** Opening Data for this exercise block **
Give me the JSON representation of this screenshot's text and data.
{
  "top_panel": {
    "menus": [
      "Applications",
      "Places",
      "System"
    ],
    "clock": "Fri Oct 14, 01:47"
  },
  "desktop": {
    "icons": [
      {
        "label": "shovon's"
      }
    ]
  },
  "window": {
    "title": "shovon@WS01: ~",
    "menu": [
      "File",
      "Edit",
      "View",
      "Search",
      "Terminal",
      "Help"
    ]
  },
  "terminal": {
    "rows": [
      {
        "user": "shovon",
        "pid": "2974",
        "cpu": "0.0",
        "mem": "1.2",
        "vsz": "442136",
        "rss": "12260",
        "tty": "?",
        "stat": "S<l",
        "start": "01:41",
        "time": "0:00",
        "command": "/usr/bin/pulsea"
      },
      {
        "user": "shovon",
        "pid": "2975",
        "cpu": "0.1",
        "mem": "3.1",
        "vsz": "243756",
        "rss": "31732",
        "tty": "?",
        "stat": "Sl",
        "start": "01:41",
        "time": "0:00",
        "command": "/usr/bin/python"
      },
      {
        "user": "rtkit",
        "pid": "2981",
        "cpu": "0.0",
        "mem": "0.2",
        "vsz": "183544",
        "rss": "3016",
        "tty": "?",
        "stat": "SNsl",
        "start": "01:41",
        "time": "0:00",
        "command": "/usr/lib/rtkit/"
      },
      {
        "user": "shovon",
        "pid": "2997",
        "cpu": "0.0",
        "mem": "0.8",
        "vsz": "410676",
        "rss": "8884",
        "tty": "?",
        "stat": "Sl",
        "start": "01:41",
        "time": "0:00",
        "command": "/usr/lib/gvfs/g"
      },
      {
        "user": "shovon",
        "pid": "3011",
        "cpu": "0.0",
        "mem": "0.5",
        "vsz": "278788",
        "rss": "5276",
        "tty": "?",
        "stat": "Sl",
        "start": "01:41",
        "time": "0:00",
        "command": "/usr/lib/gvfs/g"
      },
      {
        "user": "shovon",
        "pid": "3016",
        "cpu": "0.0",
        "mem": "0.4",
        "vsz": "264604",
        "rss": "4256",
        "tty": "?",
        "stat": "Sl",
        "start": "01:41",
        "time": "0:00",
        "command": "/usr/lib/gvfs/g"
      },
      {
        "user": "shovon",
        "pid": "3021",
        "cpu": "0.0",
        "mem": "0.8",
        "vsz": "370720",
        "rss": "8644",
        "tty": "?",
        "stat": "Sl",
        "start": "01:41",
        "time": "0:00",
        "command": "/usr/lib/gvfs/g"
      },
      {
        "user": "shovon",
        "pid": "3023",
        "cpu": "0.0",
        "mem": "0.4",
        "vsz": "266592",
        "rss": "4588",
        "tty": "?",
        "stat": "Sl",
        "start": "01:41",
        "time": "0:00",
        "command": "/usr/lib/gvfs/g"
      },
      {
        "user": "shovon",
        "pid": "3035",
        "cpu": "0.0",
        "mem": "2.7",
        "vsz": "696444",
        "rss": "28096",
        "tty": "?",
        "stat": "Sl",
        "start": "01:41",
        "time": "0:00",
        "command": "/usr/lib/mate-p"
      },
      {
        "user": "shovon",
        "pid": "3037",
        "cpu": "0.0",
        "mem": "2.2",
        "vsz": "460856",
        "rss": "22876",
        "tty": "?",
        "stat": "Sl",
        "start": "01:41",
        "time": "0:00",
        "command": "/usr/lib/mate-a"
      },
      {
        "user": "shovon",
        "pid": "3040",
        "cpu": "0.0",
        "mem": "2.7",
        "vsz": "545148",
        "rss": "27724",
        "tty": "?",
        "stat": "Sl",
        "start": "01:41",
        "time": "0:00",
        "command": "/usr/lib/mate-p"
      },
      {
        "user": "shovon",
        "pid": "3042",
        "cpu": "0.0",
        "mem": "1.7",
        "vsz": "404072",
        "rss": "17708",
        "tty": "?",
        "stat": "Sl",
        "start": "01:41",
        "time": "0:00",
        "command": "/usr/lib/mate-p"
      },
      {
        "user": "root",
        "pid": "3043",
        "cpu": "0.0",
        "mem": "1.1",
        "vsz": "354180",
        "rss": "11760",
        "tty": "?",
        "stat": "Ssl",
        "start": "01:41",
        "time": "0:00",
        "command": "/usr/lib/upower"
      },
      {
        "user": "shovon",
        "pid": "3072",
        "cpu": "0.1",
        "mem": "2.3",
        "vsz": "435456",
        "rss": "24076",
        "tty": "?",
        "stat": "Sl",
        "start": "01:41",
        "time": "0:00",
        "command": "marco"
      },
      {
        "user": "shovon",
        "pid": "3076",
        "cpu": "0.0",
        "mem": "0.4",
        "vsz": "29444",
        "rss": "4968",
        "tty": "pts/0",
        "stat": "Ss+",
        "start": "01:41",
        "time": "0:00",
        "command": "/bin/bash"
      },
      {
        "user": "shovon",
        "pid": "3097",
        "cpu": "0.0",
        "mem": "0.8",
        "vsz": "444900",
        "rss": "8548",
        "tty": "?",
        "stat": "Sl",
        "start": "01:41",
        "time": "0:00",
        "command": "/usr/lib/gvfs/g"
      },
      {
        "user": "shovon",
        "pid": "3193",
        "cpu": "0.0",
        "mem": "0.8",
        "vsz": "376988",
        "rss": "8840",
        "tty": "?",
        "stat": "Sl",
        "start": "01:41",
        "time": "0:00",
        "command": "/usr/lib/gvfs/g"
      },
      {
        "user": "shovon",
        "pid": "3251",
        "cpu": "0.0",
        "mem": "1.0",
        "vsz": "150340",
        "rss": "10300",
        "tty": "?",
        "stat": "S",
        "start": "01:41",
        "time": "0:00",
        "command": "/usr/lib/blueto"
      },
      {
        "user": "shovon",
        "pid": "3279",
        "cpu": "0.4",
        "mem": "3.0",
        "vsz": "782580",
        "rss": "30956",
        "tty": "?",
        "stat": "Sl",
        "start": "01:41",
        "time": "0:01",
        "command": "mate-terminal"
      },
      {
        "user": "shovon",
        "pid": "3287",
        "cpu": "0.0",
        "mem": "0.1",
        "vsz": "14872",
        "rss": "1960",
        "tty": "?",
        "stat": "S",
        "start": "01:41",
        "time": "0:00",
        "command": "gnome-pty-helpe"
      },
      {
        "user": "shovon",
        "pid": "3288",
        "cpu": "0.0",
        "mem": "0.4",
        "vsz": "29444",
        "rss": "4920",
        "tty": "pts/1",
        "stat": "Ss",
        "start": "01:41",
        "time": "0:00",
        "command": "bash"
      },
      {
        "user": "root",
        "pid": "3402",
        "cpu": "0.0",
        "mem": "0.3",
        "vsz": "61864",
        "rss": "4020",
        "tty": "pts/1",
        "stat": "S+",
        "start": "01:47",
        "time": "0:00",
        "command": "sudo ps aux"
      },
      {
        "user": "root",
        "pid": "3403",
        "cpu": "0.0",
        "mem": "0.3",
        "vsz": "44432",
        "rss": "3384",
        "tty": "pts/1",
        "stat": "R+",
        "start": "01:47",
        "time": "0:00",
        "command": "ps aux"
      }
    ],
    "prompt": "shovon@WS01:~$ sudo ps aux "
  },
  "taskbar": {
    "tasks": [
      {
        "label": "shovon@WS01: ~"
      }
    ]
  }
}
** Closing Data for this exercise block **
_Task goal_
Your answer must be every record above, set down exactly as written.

_Task output_
Give me the JSON representation of this screenshot's text and data.
{
  "top_panel": {
    "menus": [
      "Applications",
      "Places",
      "System"
    ],
    "clock": "Fri Oct 14, 01:47"
  },
  "desktop": {
    "icons": [
      {
        "label": "shovon's"
      }
    ]
  },
  "window": {
    "title": "shovon@WS01: ~",
    "menu": [
      "File",
      "Edit",
      "View",
      "Search",
      "Terminal",
      "Help"
    ]
  },
  "terminal": {
    "rows": [
      {
        "user": "shovon",
        "pid": "2974",
        "cpu": "0.0",
        "mem": "1.2",
        "vsz": "442136",
        "rss": "12260",
        "tty": "?",
        "stat": "S<l",
        "start": "01:41",
        "time": "0:00",
        "command": "/usr/bin/pulsea"
      },
      {
        "user": "shovon",
        "pid": "2975",
        "cpu": "0.1",
        "mem": "3.1",
        "vsz": "243756",
        "rss": "31732",
        "tty": "?",
        "stat": "Sl",
        "start": "01:41",
        "time": "0:00",
        "command": "/usr/bin/python"
      },
      {
        "user": "rtkit",
        "pid": "2981",
        "cpu": "0.0",
        "mem": "0.2",
        "vsz": "183544",
        "rss": "3016",
        "tty": "?",
        "stat": "SNsl",
        "start": "01:41",
        "time": "0:00",
        "command": "/usr/lib/rtkit/"
      },
      {
        "user": "shovon",
        "pid": "2997",
        "cpu": "0.0",
        "mem": "0.8",
        "vsz": "410676",
        "rss": "8884",
        "tty": "?",
        "stat": "Sl",
        "start": "01:41",
        "time": "0:00",
        "command": "/usr/lib/gvfs/g"
      },
      {
        "user": "shovon",
        "pid": "3011",
        "cpu": "0.0",
        "mem": "0.5",
        "vsz": "278788",
        "rss": "5276",
        "tty": "?",
        "stat": "Sl",
        "start": "01:41",
        "time": "0:00",
        "command": "/usr/lib/gvfs/g"
      },
      {
        "user": "shovon",
        "pid": "3016",
        "cpu": "0.0",
        "mem": "0.4",
        "vsz": "264604",
        "rss": "4256",
        "tty": "?",
        "stat": "Sl",
        "start": "01:41",
        "time": "0:00",
        "command": "/usr/lib/gvfs/g"
      },
      {
        "user": "shovon",
        "pid": "3021",
        "cpu": "0.0",
        "mem": "0.8",
        "vsz": "370720",
        "rss": "8644",
        "tty": "?",
        "stat": "Sl",
        "start": "01:41",
        "time": "0:00",
        "command": "/usr/lib/gvfs/g"
      },
      {
        "user": "shovon",
        "pid": "3023",
        "cpu": "0.0",
        "mem": "0.4",
        "vsz": "266592",
        "rss": "4588",
        "tty": "?",
        "stat": "Sl",
        "start": "01:41",
        "time": "0:00",
        "command": "/usr/lib/gvfs/g"
      },
      {
        "user": "shovon",
        "pid": "3035",
        "cpu": "0.0",
        "mem": "2.7",
        "vsz": "696444",
        "rss": "28096",
        "tty": "?",
        "stat": "Sl",
        "start": "01:41",
        "time": "0:00",
        "command": "/usr/lib/mate-p"
      },
      {
        "user": "shovon",
        "pid": "3037",
        "cpu": "0.0",
        "mem": "2.2",
        "vsz": "460856",
        "rss": "22876",
        "tty": "?",
        "stat": "Sl",
        "start": "01:41",
        "time": "0:00",
        "command": "/usr/lib/mate-a"
      },
      {
        "user": "shovon",
        "pid": "3040",
        "cpu": "0.0",
        "mem": "2.7",
        "vsz": "545148",
        "rss": "27724",
        "tty": "?",
        "stat": "Sl",
        "start": "01:41",
        "time": "0:00",
        "command": "/usr/lib/mate-p"
      },
      {
        "user": "shovon",
        "pid": "3042",
        "cpu": "0.0",
        "mem": "1.7",
        "vsz": "404072",
        "rss": "17708",
        "tty": "?",
        "stat": "Sl",
        "start": "01:41",
        "time": "0:00",
        "command": "/usr/lib/mate-p"
      },
      {
        "user": "root",
        "pid": "3043",
        "cpu": "0.0",
        "mem": "1.1",
        "vsz": "354180",
        "rss": "11760",
        "tty": "?",
        "stat": "Ssl",
        "start": "01:41",
        "time": "0:00",
        "command": "/usr/lib/upower"
      },
      {
        "user": "shovon",
        "pid": "3072",
        "cpu": "0.1",
        "mem": "2.3",
        "vsz": "435456",
        "rss": "24076",
        "tty": "?",
        "stat": "Sl",
        "start": "01:41",
        "time": "0:00",
        "command": "marco"
      },
      {
        "user": "shovon",
        "pid": "3076",
        "cpu": "0.0",
        "mem": "0.4",
        "vsz": "29444",
        "rss": "4968",
        "tty": "pts/0",
        "stat": "Ss+",
        "start": "01:41",
        "time": "0:00",
        "command": "/bin/bash"
      },
      {
        "user": "shovon",
        "pid": "3097",
        "cpu": "0.0",
        "mem": "0.8",
        "vsz": "444900",
        "rss": "8548",
        "tty": "?",
        "stat": "Sl",
        "start": "01:41",
        "time": "0:00",
        "command": "/usr/lib/gvfs/g"
      },
      {
        "user": "shovon",
        "pid": "3193",
        "cpu": "0.0",
        "mem": "0.8",
        "vsz": "376988",
        "rss": "8840",
        "tty": "?",
        "stat": "Sl",
        "start": "01:41",
        "time": "0:00",
        "command": "/usr/lib/gvfs/g"
      },
      {
        "user": "shovon",
        "pid": "3251",
        "cpu": "0.0",
        "mem": "1.0",
        "vsz": "150340",
        "rss": "10300",
        "tty": "?",
        "stat": "S",
        "start": "01:41",
        "time": "0:00",
        "command": "/usr/lib/blueto"
      },
      {
        "user": "shovon",
        "pid": "3279",
        "cpu": "0.4",
        "mem": "3.0",
        "vsz": "782580",
        "rss": "30956",
        "tty": "?",
        "stat": "Sl",
        "start": "01:41",
        "time": "0:01",
        "command": "mate-terminal"
      },
      {
        "user": "shovon",
        "pid": "3287",
        "cpu": "0.0",
        "mem": "0.1",
        "vsz": "14872",
        "rss": "1960",
        "tty": "?",
        "stat": "S",
        "start": "01:41",
        "time": "0:00",
        "command": "gnome-pty-helpe"
      },
      {
        "user": "shovon",
        "pid": "3288",
        "cpu": "0.0",
        "mem": "0.4",
        "vsz": "29444",
        "rss": "4920",
        "tty": "pts/1",
        "stat": "Ss",
        "start": "01:41",
        "time": "0:00",
        "command": "bash"
      },
      {
        "user": "root",
        "pid": "3402",
        "cpu": "0.0",
        "mem": "0.3",
        "vsz": "61864",
        "rss": "4020",
        "tty": "pts/1",
        "stat": "S+",
        "start": "01:47",
        "time": "0:00",
        "command": "sudo ps aux"
      },
      {
        "user": "root",
        "pid": "3403",
        "cpu": "0.0",
        "mem": "0.3",
        "vsz": "44432",
        "rss": "3384",
        "tty": "pts/1",
        "stat": "R+",
        "start": "01:47",
        "time": "0:00",
        "command": "ps aux"
      }
    ],
    "prompt": "shovon@WS01:~$ sudo ps aux "
  },
  "taskbar": {
    "tasks": [
      {
        "label": "shovon@WS01: ~"
      }
    ]
  }
}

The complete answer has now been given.